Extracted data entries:
-- Opening Marker --

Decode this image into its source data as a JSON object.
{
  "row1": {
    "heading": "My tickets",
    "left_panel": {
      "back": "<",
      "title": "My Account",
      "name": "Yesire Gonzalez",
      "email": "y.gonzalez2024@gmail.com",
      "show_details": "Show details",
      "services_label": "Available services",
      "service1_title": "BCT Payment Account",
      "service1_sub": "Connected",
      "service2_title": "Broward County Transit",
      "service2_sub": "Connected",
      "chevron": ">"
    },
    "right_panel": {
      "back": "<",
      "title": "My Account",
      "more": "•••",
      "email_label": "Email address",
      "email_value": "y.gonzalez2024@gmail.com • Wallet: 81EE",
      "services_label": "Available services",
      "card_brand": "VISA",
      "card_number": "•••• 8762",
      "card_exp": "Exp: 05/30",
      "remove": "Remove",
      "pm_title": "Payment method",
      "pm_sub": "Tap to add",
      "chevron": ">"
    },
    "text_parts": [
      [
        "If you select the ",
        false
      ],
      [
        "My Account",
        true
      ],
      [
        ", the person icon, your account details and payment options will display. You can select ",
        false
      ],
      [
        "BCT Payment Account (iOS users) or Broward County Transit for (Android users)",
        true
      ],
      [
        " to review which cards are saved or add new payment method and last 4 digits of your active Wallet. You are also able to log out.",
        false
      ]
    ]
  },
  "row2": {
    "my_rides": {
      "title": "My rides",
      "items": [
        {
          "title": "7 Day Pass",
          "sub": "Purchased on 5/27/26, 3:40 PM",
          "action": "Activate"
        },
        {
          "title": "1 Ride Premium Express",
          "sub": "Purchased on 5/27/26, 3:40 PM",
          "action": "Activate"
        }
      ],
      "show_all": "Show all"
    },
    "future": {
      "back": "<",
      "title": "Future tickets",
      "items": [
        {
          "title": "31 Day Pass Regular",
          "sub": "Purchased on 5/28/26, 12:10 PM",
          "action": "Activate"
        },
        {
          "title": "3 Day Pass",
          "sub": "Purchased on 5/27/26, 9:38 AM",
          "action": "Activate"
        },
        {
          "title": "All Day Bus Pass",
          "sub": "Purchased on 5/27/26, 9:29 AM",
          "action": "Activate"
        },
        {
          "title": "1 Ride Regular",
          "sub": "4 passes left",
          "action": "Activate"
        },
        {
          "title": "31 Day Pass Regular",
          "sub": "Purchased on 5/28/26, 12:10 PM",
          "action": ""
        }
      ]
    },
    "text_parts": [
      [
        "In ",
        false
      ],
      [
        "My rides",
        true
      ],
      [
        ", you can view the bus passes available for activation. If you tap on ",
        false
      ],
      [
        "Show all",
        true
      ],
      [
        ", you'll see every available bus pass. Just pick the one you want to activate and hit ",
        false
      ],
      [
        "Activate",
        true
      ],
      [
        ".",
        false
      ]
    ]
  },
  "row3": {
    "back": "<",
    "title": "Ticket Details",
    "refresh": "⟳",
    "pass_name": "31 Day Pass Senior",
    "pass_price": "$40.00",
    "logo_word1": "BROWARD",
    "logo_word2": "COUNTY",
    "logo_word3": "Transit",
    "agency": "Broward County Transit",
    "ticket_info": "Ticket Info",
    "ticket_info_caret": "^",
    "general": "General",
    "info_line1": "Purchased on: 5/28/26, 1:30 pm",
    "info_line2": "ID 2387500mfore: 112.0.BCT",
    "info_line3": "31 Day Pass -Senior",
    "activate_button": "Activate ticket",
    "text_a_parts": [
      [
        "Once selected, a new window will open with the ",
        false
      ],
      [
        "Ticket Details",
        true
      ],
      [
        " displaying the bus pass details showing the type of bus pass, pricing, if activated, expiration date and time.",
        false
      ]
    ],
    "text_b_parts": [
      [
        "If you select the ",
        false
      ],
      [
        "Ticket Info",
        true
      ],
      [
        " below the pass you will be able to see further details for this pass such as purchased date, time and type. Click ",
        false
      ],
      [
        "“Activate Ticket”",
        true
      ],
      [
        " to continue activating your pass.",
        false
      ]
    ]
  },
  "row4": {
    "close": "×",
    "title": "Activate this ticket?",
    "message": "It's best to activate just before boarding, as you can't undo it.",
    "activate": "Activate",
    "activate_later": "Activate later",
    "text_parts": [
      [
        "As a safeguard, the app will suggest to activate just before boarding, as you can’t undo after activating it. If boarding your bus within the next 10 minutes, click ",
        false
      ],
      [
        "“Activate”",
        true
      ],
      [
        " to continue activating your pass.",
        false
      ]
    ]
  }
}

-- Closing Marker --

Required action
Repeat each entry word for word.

Solution to this task
Decode this image into its source data as a JSON object.
{
  "row1": {
    "heading": "My tickets",
    "left_panel": {
      "back": "<",
      "title": "My Account",
      "name": "Yesire Gonzalez",
      "email": "y.gonzalez2024@gmail.com",
      "show_details": "Show details",
      "services_label": "Available services",
      "service1_title": "BCT Payment Account",
      "service1_sub": "Connected",
      "service2_title": "Broward County Transit",
      "service2_sub": "Connected",
      "chevron": ">"
    },
    "right_panel": {
      "back": "<",
      "title": "My Account",
      "more": "•••",
      "email_label": "Email address",
      "email_value": "y.gonzalez2024@gmail.com • Wallet: 81EE",
      "services_label": "Available services",
      "card_brand": "VISA",
      "card_number": "•••• 8762",
      "card_exp": "Exp: 05/30",
      "remove": "Remove",
      "pm_title": "Payment method",
      "pm_sub": "Tap to add",
      "chevron": ">"
    },
    "text_parts": [
      [
        "If you select the ",
        false
      ],
      [
        "My Account",
        true
      ],
      [
        ", the person icon, your account details and payment options will display. You can select ",
        false
      ],
      [
        "BCT Payment Account (iOS users) or Broward County Transit for (Android users)",
        true
      ],
      [
        " to review which cards are saved or add new payment method and last 4 digits of your active Wallet. You are also able to log out.",
        false
      ]
    ]
  },
  "row2": {
    "my_rides": {
      "title": "My rides",
      "items": [
        {
          "title": "7 Day Pass",
          "sub": "Purchased on 5/27/26, 3:40 PM",
          "action": "Activate"
        },
        {
          "title": "1 Ride Premium Express",
          "sub": "Purchased on 5/27/26, 3:40 PM",
          "action": "Activate"
        }
      ],
      "show_all": "Show all"
    },
    "future": {
      "back": "<",
      "title": "Future tickets",
      "items": [
        {
          "title": "31 Day Pass Regular",
          "sub": "Purchased on 5/28/26, 12:10 PM",
          "action": "Activate"
        },
        {
          "title": "3 Day Pass",
          "sub": "Purchased on 5/27/26, 9:38 AM",
          "action": "Activate"
        },
        {
          "title": "All Day Bus Pass",
          "sub": "Purchased on 5/27/26, 9:29 AM",
          "action": "Activate"
        },
        {
          "title": "1 Ride Regular",
          "sub": "4 passes left",
          "action": "Activate"
        },
        {
          "title": "31 Day Pass Regular",
          "sub": "Purchased on 5/28/26, 12:10 PM",
          "action": ""
        }
      ]
    },
    "text_parts": [
      [
        "In ",
        false
      ],
      [
        "My rides",
        true
      ],
      [
        ", you can view the bus passes available for activation. If you tap on ",
        false
      ],
      [
        "Show all",
        true
      ],
      [
        ", you'll see every available bus pass. Just pick the one you want to activate and hit ",
        false
      ],
      [
        "Activate",
        true
      ],
      [
        ".",
        false
      ]
    ]
  },
  "row3": {
    "back": "<",
    "title": "Ticket Details",
    "refresh": "⟳",
    "pass_name": "31 Day Pass Senior",
    "pass_price": "$40.00",
    "logo_word1": "BROWARD",
    "logo_word2": "COUNTY",
    "logo_word3": "Transit",
    "agency": "Broward County Transit",
    "ticket_info": "Ticket Info",
    "ticket_info_caret": "^",
    "general": "General",
    "info_line1": "Purchased on: 5/28/26, 1:30 pm",
    "info_line2": "ID 2387500mfore: 112.0.BCT",
    "info_line3": "31 Day Pass -Senior",
    "activate_button": "Activate ticket",
    "text_a_parts": [
      [
        "Once selected, a new window will open with the ",
        false
      ],
      [
        "Ticket Details",
        true
      ],
      [
        " displaying the bus pass details showing the type of bus pass, pricing, if activated, expiration date and time.",
        false
      ]
    ],
    "text_b_parts": [
      [
        "If you select the ",
        false
      ],
      [
        "Ticket Info",
        true
      ],
      [
        " below the pass you will be able to see further details for this pass such as purchased date, time and type. Click ",
        false
      ],
      [
        "“Activate Ticket”",
        true
      ],
      [
        " to continue activating your pass.",
        false
      ]
    ]
  },
  "row4": {
    "close": "×",
    "title": "Activate this ticket?",
    "message": "It's best to activate just before boarding, as you can't undo it.",
    "activate": "Activate",
    "activate_later": "Activate later",
    "text_parts": [
      [
        "As a safeguard, the app will suggest to activate just before boarding, as you can’t undo after activating it. If boarding your bus within the next 10 minutes, click ",
        false
      ],
      [
        "“Activate”",
        true
      ],
      [
        " to continue activating your pass.",
        false
      ]
    ]
  }
}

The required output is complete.